■ Problem to solve:
Each line of the data holding "кожи" should be found and copied.

■ Supplied material:

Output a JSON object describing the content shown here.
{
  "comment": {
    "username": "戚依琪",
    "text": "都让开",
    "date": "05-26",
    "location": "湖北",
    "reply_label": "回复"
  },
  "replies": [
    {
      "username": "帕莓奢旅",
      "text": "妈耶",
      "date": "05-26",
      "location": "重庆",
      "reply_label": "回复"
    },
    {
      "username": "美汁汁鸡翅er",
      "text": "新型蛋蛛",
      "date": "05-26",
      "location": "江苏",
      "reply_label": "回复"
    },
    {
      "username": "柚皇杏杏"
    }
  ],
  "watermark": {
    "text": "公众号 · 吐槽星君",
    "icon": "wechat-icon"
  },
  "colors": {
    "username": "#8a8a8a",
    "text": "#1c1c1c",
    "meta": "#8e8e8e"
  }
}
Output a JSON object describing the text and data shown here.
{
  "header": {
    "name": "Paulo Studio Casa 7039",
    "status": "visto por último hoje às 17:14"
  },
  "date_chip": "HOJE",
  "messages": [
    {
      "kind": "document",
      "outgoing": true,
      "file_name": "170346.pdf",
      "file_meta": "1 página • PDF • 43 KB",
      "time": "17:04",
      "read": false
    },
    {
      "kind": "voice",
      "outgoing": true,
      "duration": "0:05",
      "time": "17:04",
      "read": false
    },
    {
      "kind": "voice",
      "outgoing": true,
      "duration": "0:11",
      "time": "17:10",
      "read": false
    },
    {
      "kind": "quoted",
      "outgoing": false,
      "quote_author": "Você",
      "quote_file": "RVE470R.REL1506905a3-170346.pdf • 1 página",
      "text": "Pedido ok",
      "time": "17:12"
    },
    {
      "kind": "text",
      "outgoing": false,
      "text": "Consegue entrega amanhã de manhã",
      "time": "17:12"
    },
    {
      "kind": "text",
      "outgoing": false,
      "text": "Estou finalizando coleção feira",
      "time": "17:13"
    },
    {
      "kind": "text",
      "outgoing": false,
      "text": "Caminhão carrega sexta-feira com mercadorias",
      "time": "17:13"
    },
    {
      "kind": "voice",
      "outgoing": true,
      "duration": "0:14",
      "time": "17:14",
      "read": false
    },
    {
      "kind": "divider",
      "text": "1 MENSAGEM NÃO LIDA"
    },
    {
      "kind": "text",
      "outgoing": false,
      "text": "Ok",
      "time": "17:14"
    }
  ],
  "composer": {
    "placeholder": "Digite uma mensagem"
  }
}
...
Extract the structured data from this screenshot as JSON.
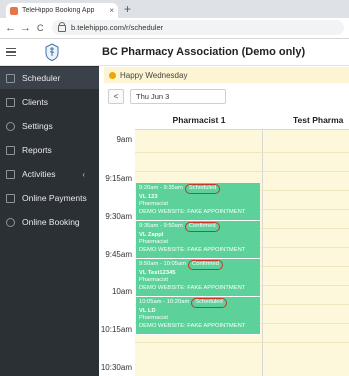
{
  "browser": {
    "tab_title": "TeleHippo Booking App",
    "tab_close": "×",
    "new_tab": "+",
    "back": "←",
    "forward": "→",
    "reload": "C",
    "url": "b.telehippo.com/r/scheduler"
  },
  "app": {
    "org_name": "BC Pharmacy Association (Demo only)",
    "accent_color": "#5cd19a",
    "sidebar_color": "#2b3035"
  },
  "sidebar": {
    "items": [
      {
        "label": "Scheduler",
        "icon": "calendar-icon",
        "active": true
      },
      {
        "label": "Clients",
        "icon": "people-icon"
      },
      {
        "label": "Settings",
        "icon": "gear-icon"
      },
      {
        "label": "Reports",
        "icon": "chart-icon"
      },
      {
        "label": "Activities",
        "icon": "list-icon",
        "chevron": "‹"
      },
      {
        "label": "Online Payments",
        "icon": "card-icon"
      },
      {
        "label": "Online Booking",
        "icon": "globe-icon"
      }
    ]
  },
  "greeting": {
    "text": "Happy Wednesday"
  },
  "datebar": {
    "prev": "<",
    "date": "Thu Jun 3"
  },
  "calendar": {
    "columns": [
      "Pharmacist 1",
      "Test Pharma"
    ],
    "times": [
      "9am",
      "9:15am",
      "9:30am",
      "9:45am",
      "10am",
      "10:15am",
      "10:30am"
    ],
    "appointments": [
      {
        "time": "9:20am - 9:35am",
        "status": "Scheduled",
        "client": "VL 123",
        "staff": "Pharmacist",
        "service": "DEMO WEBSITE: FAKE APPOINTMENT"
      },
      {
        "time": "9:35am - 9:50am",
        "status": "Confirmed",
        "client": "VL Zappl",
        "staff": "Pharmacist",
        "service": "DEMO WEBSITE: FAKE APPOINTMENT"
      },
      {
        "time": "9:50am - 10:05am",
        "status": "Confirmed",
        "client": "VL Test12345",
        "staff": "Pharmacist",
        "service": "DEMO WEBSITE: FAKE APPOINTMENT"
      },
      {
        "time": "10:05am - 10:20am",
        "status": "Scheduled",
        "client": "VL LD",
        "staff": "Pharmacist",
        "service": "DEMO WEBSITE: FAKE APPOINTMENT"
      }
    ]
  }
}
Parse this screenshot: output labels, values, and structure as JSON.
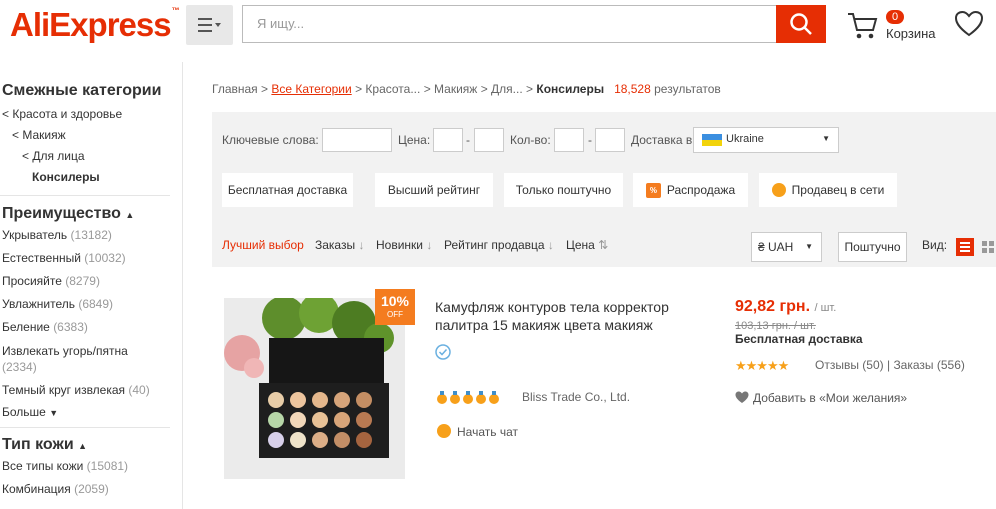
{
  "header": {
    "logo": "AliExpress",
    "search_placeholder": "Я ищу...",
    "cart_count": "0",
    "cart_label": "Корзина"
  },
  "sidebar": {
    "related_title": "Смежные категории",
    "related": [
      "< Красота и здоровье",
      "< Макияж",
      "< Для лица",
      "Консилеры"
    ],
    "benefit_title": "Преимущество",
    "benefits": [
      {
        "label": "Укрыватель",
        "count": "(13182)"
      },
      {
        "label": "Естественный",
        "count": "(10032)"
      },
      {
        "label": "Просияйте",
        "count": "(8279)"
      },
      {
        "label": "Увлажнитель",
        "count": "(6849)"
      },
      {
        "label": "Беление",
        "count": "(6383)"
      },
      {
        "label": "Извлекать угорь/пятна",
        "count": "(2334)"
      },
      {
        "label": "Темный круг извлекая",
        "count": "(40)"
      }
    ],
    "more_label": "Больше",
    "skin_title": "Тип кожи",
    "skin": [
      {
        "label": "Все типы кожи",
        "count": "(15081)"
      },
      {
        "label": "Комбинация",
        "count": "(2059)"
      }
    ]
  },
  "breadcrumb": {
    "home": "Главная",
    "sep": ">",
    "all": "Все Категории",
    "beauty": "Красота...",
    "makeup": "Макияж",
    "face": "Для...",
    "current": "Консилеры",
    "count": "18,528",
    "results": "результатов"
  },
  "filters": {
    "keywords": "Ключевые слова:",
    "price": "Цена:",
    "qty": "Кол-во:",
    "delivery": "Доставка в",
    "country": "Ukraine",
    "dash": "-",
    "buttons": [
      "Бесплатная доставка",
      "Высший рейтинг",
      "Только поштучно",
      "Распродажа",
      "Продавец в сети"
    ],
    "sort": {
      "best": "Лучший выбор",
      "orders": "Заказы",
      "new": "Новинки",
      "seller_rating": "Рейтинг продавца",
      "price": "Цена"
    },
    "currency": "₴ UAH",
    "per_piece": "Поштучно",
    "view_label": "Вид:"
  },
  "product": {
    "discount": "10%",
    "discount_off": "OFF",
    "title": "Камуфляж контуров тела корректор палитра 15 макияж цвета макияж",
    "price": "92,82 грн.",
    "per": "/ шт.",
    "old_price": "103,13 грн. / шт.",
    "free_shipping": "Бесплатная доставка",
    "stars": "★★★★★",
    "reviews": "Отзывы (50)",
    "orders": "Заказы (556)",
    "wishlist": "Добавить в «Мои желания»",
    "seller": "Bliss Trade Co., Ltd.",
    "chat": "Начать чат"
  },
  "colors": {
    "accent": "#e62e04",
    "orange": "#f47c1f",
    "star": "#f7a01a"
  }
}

■ Task answer:
    "skin_title": "Тип кожи",
        "label": "Все типы кожи",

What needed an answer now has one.